Innovative Munger Graduate Residences open
The new Munger Graduate Residences opened Aug. 1, 2015. The $150 million, approximately 380,000-square-foot building houses 630 graduate students in a unique high-density residential-academic arrangement. Students from 36 different countries and more than 70 graduate programs are represented in the new facility. It is located between Division and Thompson streets at Madison Street.
The vision for the facility and program was inspired by philanthropist and U-M alumnus Charles T. Munger, who provided a $110 million gift to fund construction of the residence hall and fellowships for graduate students. From concept to grand opening, the building was constructed over two-and-a-half years.
“The Munger Graduate Residences will provide our graduate and professional students with further opportunities to engage one another across different academic disciplines, backgrounds, and thought, while enriching their educational experience on our campus.”
– Mark S. Schlissel, president of the University of Michigan
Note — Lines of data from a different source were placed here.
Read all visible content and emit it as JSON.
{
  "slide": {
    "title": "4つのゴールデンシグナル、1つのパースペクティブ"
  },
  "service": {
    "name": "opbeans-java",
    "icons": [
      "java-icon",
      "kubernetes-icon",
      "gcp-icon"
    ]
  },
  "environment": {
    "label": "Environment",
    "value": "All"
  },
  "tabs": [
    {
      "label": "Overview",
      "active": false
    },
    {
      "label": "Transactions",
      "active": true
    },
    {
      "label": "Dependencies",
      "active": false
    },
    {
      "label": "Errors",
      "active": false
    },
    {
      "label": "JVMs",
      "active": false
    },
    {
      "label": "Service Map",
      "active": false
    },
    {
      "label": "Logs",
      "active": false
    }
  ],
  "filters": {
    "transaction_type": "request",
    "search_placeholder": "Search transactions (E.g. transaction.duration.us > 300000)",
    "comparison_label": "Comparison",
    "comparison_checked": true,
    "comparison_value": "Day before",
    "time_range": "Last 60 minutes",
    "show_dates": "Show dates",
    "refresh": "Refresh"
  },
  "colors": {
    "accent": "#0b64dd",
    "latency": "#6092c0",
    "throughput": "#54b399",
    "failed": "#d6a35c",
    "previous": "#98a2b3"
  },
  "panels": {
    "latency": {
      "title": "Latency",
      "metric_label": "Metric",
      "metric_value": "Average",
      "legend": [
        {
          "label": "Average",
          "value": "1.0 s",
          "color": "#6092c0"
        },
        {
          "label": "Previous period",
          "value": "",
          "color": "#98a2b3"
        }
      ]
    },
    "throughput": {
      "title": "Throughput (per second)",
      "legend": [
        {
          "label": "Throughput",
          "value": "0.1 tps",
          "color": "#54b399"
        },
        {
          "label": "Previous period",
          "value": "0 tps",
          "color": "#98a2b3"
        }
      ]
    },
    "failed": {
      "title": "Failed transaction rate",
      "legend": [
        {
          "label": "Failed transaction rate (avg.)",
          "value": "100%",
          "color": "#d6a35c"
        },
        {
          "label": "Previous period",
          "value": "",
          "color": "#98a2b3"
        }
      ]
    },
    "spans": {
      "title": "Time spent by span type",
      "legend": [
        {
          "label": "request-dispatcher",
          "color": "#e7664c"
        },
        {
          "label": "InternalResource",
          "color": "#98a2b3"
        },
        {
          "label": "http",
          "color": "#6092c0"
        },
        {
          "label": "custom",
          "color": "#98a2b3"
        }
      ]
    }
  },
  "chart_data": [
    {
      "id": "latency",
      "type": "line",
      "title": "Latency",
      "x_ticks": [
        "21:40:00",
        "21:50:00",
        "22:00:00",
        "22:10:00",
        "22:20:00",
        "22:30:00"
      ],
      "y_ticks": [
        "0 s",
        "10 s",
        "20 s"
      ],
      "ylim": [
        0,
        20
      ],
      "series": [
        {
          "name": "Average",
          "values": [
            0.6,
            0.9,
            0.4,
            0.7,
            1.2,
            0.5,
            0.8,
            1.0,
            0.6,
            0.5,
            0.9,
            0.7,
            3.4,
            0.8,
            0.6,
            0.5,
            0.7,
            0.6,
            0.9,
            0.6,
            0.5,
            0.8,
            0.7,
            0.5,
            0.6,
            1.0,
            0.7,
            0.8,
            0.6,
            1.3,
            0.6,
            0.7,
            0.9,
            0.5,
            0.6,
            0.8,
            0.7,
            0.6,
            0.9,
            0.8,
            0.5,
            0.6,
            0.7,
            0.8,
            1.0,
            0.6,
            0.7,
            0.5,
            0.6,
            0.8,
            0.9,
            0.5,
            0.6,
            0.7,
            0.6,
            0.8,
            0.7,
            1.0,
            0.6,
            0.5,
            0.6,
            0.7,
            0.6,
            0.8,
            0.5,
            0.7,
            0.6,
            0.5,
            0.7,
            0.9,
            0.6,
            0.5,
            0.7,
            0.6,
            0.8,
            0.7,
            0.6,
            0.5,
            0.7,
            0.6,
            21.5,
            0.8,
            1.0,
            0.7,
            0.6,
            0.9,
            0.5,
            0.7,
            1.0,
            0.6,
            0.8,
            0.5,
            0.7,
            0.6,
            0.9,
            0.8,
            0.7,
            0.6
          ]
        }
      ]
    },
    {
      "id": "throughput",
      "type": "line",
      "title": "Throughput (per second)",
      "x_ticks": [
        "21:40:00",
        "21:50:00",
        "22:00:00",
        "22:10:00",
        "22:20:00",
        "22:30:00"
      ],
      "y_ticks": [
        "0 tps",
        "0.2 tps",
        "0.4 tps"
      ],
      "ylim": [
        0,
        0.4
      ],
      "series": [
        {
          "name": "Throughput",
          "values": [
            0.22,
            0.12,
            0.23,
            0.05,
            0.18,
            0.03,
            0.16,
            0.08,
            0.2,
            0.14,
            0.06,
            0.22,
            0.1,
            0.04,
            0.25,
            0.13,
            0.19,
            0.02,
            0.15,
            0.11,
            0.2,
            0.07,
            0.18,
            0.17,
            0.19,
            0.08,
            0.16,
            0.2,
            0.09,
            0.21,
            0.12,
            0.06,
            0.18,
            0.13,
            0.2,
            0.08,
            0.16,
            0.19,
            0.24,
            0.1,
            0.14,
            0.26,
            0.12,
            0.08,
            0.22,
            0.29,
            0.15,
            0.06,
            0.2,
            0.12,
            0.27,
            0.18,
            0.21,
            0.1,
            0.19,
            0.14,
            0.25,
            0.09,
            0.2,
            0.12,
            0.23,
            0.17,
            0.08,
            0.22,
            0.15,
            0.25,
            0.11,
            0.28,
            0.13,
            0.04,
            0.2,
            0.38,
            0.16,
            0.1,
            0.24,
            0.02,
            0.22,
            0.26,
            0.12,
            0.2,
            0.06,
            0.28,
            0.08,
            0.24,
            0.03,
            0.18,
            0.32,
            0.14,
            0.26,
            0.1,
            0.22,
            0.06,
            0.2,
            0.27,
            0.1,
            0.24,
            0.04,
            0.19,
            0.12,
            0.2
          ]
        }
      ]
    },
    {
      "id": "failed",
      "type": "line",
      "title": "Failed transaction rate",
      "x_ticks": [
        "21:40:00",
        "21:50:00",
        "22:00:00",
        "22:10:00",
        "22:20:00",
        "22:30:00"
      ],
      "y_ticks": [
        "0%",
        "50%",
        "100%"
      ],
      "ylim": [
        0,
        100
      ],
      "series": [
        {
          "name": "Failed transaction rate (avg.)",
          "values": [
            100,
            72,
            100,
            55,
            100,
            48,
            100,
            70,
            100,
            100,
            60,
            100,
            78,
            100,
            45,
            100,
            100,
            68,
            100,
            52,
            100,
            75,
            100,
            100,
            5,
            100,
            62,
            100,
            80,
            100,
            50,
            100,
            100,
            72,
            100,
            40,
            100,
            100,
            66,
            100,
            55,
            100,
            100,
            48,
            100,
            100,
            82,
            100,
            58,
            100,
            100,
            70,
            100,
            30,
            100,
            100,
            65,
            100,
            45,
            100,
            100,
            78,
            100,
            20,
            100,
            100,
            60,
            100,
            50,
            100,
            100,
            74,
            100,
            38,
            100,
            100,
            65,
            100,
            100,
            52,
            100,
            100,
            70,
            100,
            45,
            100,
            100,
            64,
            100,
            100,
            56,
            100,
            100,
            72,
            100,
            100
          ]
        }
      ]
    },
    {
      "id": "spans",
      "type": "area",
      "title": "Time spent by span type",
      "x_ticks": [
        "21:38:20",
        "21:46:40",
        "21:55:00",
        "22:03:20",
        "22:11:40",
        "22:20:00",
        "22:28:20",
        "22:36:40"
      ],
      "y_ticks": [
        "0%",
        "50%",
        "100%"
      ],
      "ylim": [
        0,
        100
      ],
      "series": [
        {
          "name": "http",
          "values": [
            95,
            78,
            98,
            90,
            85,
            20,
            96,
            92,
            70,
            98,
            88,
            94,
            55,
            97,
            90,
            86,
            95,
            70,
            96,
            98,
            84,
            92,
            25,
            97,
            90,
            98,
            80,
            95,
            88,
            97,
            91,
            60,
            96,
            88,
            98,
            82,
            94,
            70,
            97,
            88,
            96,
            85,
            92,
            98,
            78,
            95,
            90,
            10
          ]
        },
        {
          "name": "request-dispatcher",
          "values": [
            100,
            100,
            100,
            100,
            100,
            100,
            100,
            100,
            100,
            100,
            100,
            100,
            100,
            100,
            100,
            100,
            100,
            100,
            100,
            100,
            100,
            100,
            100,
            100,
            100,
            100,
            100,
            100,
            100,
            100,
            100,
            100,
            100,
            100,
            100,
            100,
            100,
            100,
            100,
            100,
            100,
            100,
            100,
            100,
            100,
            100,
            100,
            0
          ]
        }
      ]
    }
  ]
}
The residence hall is designed for a high level of diversity and interaction among graduate students studying across the university’s 19 schools and colleges. Combining high-quality living standards, attractive amenities and a pioneering design conducive to graduate-level studies, the facility provides opportunities for living and learning never before offered on the U-M campus.
As part of the building’s transdisciplinary vision, Munger residents live in suites with other graduate students drawn from multiple programs. By bringing together scholars with different approaches, the program aims to break up the traditional silos of graduate work and generate new ideas. Munger residents who live together in suites collaborate on goal-oriented projects to address real-world problems. They conclude projects by showcasing solutions through presentations, such as TED-style talks or case competitions. Upon project completion and graduation, the university will map where the Munger residents go and trace how they make a difference in the world.
The facility also achieved a Gold LEED certification for sustainability. It is the first residence hall on campus with this distinction. From the beginning of the project, energy-efficient materials and systems were built into the hall. Environment-friendly living includes recycling and waste reduction practices.